* **PROBLEM DESCRIPTION**: Number of lines below with the word "truth": state it and write nothing more.

* **SUPPLIED ENTRIES**:
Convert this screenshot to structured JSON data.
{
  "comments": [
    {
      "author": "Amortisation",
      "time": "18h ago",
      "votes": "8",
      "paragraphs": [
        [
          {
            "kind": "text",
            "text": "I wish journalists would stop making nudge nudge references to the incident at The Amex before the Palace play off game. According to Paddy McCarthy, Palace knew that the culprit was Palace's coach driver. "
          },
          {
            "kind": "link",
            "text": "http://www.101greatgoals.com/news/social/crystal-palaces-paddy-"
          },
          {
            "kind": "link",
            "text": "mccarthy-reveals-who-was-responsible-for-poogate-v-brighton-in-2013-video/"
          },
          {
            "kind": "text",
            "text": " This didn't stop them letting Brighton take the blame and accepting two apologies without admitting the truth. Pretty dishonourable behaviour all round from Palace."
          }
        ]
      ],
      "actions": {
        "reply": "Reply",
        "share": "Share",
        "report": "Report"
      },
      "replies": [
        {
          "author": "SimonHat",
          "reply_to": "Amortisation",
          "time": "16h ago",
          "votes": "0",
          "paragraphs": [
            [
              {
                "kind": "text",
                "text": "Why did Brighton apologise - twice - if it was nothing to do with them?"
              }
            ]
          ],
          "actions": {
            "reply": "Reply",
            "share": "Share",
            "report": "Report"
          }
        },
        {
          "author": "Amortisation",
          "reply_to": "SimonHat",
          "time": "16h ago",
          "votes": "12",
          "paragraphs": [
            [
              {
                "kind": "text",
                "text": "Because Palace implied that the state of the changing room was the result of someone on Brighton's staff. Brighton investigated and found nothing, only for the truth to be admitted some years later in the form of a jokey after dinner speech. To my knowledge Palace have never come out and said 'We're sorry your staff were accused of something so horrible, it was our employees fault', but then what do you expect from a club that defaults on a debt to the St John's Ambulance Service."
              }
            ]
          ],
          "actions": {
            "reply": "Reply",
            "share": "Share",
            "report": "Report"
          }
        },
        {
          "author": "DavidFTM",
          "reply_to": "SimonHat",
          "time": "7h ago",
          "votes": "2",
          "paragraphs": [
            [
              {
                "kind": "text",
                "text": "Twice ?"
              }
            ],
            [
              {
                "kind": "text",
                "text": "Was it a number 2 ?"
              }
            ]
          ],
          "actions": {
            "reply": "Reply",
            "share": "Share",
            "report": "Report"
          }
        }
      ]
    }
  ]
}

* **EXERCISE SOLUTION**: 2